A definitive guide to the land of lavatories
If an area is ever to be taken seriously by Lonely Planet or Time Out than the first thing it requires is not history, culture, character or even a stable government that prevents genocide, no, no – the first thing it needs is a ‘market’.
Some time ago this was understandable, what with the goods on sale at a ‘market’ being the easiest way to fully understand the idiosyncrasies of that specific location and thus allow the first steps of immersing yourself in them. But that was in a time when a ‘market’ sold local delicacies or the teeth from animals that had been slaughtered by the local Chief or indeed an hour with one of the aforementioned Chief’s daughters.

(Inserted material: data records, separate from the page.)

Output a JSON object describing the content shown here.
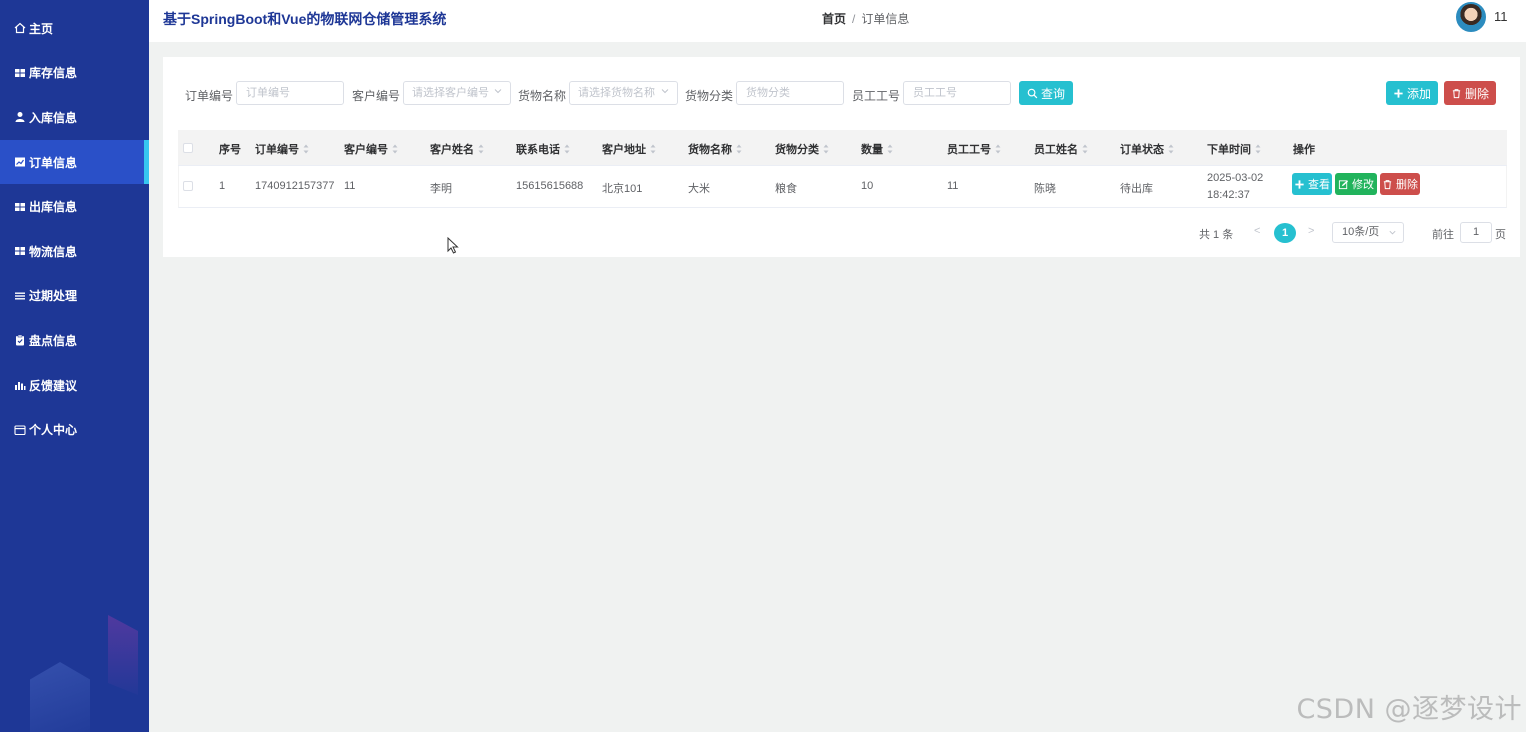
{
  "app": {
    "title": "基于SpringBoot和Vue的物联网仓储管理系统"
  },
  "breadcrumb": {
    "home": "首页",
    "separator": "/",
    "current": "订单信息"
  },
  "user": {
    "name": "11"
  },
  "sidebar": {
    "items": [
      {
        "label": "主页",
        "icon": "home-icon"
      },
      {
        "label": "库存信息",
        "icon": "grid-icon"
      },
      {
        "label": "入库信息",
        "icon": "user-icon"
      },
      {
        "label": "订单信息",
        "icon": "chart-icon",
        "active": true
      },
      {
        "label": "出库信息",
        "icon": "grid-icon"
      },
      {
        "label": "物流信息",
        "icon": "grid-icon"
      },
      {
        "label": "过期处理",
        "icon": "list-icon"
      },
      {
        "label": "盘点信息",
        "icon": "clipboard-icon"
      },
      {
        "label": "反馈建议",
        "icon": "bar-chart-icon"
      },
      {
        "label": "个人中心",
        "icon": "card-icon"
      }
    ]
  },
  "filters": {
    "order_no": {
      "label": "订单编号",
      "placeholder": "订单编号"
    },
    "customer_no": {
      "label": "客户编号",
      "placeholder": "请选择客户编号"
    },
    "goods_name": {
      "label": "货物名称",
      "placeholder": "请选择货物名称"
    },
    "goods_category": {
      "label": "货物分类",
      "placeholder": "货物分类"
    },
    "employee_no": {
      "label": "员工工号",
      "placeholder": "员工工号"
    },
    "search_label": "查询"
  },
  "toolbar": {
    "add_label": "添加",
    "delete_label": "删除"
  },
  "table": {
    "columns": [
      "序号",
      "订单编号",
      "客户编号",
      "客户姓名",
      "联系电话",
      "客户地址",
      "货物名称",
      "货物分类",
      "数量",
      "员工工号",
      "员工姓名",
      "订单状态",
      "下单时间",
      "操作"
    ],
    "rows": [
      {
        "index": "1",
        "order_no": "1740912157377",
        "customer_no": "11",
        "customer_name": "李明",
        "phone": "15615615688",
        "address": "北京101",
        "goods_name": "大米",
        "goods_category": "粮食",
        "quantity": "10",
        "employee_no": "11",
        "employee_name": "陈晓",
        "status": "待出库",
        "order_time": "2025-03-02 18:42:37"
      }
    ],
    "actions": {
      "view": "查看",
      "edit": "修改",
      "delete": "删除"
    }
  },
  "pagination": {
    "total": "共 1 条",
    "prev": "<",
    "current": "1",
    "next": ">",
    "page_size": "10条/页",
    "goto_label": "前往",
    "goto_value": "1",
    "page_suffix": "页"
  },
  "watermark": "CSDN @逐梦设计",
  "colors": {
    "sidebar": "#1e3796",
    "active": "#2a50c8",
    "accent": "#26c0d0",
    "danger": "#cd4e4b",
    "success": "#21b35c"
  }
}
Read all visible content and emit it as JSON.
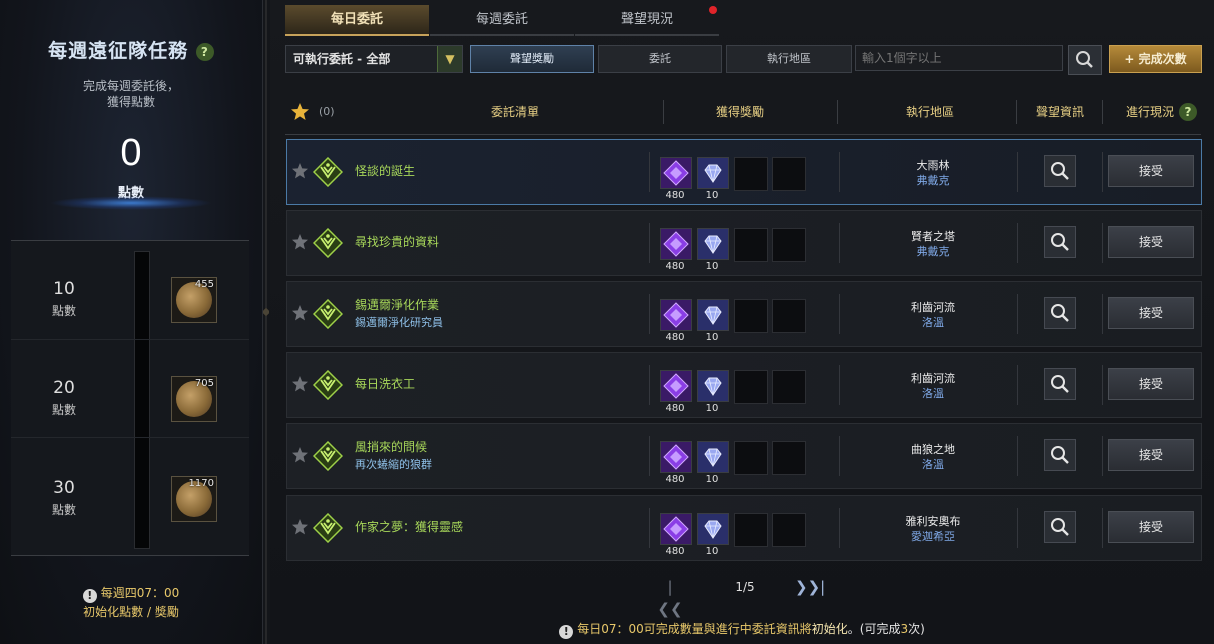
{
  "left_panel": {
    "title": "每週遠征隊任務",
    "help": "?",
    "description_line1": "完成每週委託後，",
    "description_line2": "獲得點數",
    "points": "0",
    "points_label": "點數",
    "tiers": [
      {
        "value": "10",
        "label": "點數",
        "reward_count": "455"
      },
      {
        "value": "20",
        "label": "點數",
        "reward_count": "705"
      },
      {
        "value": "30",
        "label": "點數",
        "reward_count": "1170"
      }
    ],
    "reset_line1": "每週四07：00",
    "reset_line2": "初始化點數 / 獎勵"
  },
  "tabs": [
    {
      "label": "每日委託",
      "active": true
    },
    {
      "label": "每週委託",
      "active": false
    },
    {
      "label": "聲望現況",
      "active": false,
      "notification": true
    }
  ],
  "filters": {
    "select_value": "可執行委託 - 全部",
    "buttons": [
      "聲望獎勵",
      "委託",
      "執行地區"
    ],
    "search_placeholder": "輸入1個字以上",
    "complete_button": "完成次數",
    "complete_icon": "+"
  },
  "table": {
    "favorite_count": "(0)",
    "headers": [
      "委託清單",
      "獲得獎勵",
      "執行地區",
      "聲望資訊",
      "進行現況"
    ],
    "help": "?",
    "accept_label": "接受",
    "rows": [
      {
        "name": "怪談的誕生",
        "subtitle": "",
        "reward1": "480",
        "reward2": "10",
        "location": "大雨林",
        "region": "弗戴克",
        "selected": true
      },
      {
        "name": "尋找珍貴的資料",
        "subtitle": "",
        "reward1": "480",
        "reward2": "10",
        "location": "賢者之塔",
        "region": "弗戴克",
        "selected": false
      },
      {
        "name": "錫邁爾淨化作業",
        "subtitle": "錫邁爾淨化研究員",
        "reward1": "480",
        "reward2": "10",
        "location": "利齒河流",
        "region": "洛溫",
        "selected": false
      },
      {
        "name": "每日洗衣工",
        "subtitle": "",
        "reward1": "480",
        "reward2": "10",
        "location": "利齒河流",
        "region": "洛溫",
        "selected": false
      },
      {
        "name": "風捎來的問候",
        "subtitle": "再次蜷縮的狼群",
        "reward1": "480",
        "reward2": "10",
        "location": "曲狼之地",
        "region": "洛溫",
        "selected": false
      },
      {
        "name": "作家之夢：獲得靈感",
        "subtitle": "",
        "reward1": "480",
        "reward2": "10",
        "location": "雅利安奧布",
        "region": "愛迦希亞",
        "selected": false
      }
    ]
  },
  "pagination": {
    "current": "1/5"
  },
  "footer": {
    "part1": "每日07：00可完成數量與進行中委託資訊將",
    "highlight": "初始化",
    "part2": "。(可完成",
    "count": "3",
    "part3": "次)"
  },
  "colors": {
    "accent_gold": "#c7a25a",
    "quest_name": "#a8d85a",
    "region_blue": "#7fa8e6",
    "notice_yellow": "#e8c86a"
  }
}
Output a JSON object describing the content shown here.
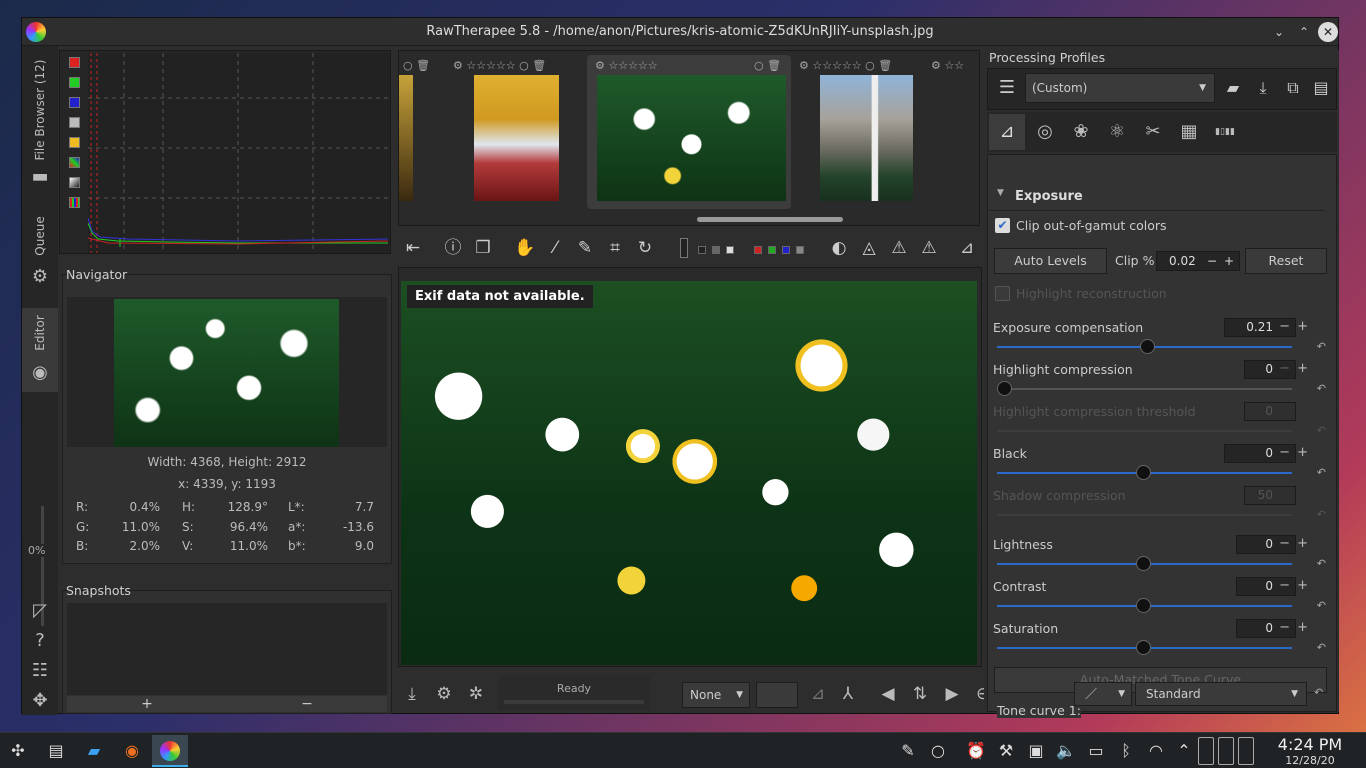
{
  "window": {
    "title": "RawTherapee 5.8 - /home/anon/Pictures/kris-atomic-Z5dKUnRJIiY-unsplash.jpg"
  },
  "vtabs": {
    "file_browser": "File Browser (12)",
    "queue": "Queue",
    "editor": "Editor"
  },
  "histogram": {
    "channels": [
      "red",
      "green",
      "blue",
      "luminance",
      "chroma",
      "raw",
      "bar",
      "rgb"
    ]
  },
  "navigator": {
    "title": "Navigator",
    "size": "Width: 4368, Height: 2912",
    "coords": "x: 4339, y: 1193",
    "values": {
      "r_label": "R:",
      "r_val": "0.4%",
      "h_label": "H:",
      "h_val": "128.9°",
      "l_label": "L*:",
      "l_val": "7.7",
      "g_label": "G:",
      "g_val": "11.0%",
      "s_label": "S:",
      "s_val": "96.4%",
      "a_label": "a*:",
      "a_val": "-13.6",
      "b_label": "B:",
      "b_val": "2.0%",
      "v_label": "V:",
      "v_val": "11.0%",
      "bb_label": "b*:",
      "bb_val": "9.0"
    }
  },
  "snapshots": {
    "title": "Snapshots",
    "add": "+",
    "remove": "−"
  },
  "progress": {
    "percent": "0%"
  },
  "main": {
    "exif": "Exif data not available."
  },
  "bottom": {
    "status": "Ready",
    "none_select": "None"
  },
  "profiles": {
    "title": "Processing Profiles",
    "value": "(Custom)"
  },
  "exposure": {
    "title": "Exposure",
    "clip_gamut": "Clip out-of-gamut colors",
    "auto_levels": "Auto Levels",
    "clip_label": "Clip %",
    "clip_val": "0.02",
    "reset": "Reset",
    "highlight_recon": "Highlight reconstruction",
    "exp_comp": "Exposure compensation",
    "exp_comp_val": "0.21",
    "hl_comp": "Highlight compression",
    "hl_comp_val": "0",
    "hl_thresh": "Highlight compression threshold",
    "hl_thresh_val": "0",
    "black": "Black",
    "black_val": "0",
    "shadow": "Shadow compression",
    "shadow_val": "50",
    "lightness": "Lightness",
    "lightness_val": "0",
    "contrast": "Contrast",
    "contrast_val": "0",
    "saturation": "Saturation",
    "saturation_val": "0",
    "auto_tone": "Auto-Matched Tone Curve",
    "tone_curve": "Tone curve 1:",
    "tone_type": "Standard"
  },
  "taskbar": {
    "time": "4:24 PM",
    "date": "12/28/20"
  },
  "colors": {
    "accent": "#2a69c8",
    "bg": "#2d2d2d"
  }
}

Unfortunately all markets (globally) now simply sell cheap looking banksy prints, old vinyl, hummuos and some sort of local fruit juice that is actually Robinsons squash diluted to varying degrees.
Broadway Market in South Hackney epitomises the most effective way of leveraging the inherent desire for humans to congregate at ‘markets’ to create a whole micro economy (granted the Medina in Marrakesh may well dispute this). What this means is a collection of public houses strewn along its outskirts that have ultimately gentrified in direct correlation to the market serving as a place to buy things you need to a place to look at things you could never have use for.
The dove sits smack in the middle of the market and is a charismatic boozer in that it has forgone temptation to turn itself into some sort of hellish over stylised space and has stuck with the fundamentals that allow places to retain the character that the staff do their best to inadvertently claw away at.
There is an excessively large amount of beers available, a rather clever way to distance yourself from wetherspoons and then allow yourself to price beers in the same bracket as vintage wine.
All in all this is the sort of establishment that would rather you soiled yourself at the bar then dare ask for a round of ‘flaming sambuccas’, which though commendable means one effectively looks through the lavish menu of foreign beers and ale’s, gets flustered and invariably asks for a bottle of becks much to the chagrin of the surrounding 20 punters.
The toilets are unisex. This might seem revolutionary, or endearingly modern, which at Fabric nightclub – where the toilets simply serve as another arena, it is, but in a pub this is simply unacceptable.
The sanctity of the toilet, whether it be where women whack on more slap and moan about everything or where men stand in silence and enjoy the urinal fresh refuge from social norms and requirements, is something that must remain as a basic human right. What instead you have in the Dove is both sexes awkwardly shuffling next to each other, upholding all the social assumptions that the toilets are supposed to give you a hiatus from, them being things such as men not looking in mirrors or caring about their appearance and women not actually going to the toilet. In effect all mystery is removed and thus the experience becomes very transient as one tries there best to ensure that the status quo on how the sexes behave is upheld.
There must be the occasional, soul sapping break free from this by someone, but I imagine they then stay in the cubicle waiting for at least two whole new sets of toilet dwellers to come and go to ensure anonymity, even if this means the people they are with start to assume they are dead.
The Porcelain Gentleman:
It’s a relatively dark experience in terms of both lux levels and the fear of doing anything that isn’t washing one’s hands in silence. Which is a great shame given that this is a pub to be admired and indulged. A toilet though, is ultimately about comfort which is impossible under such conditions – 3/10.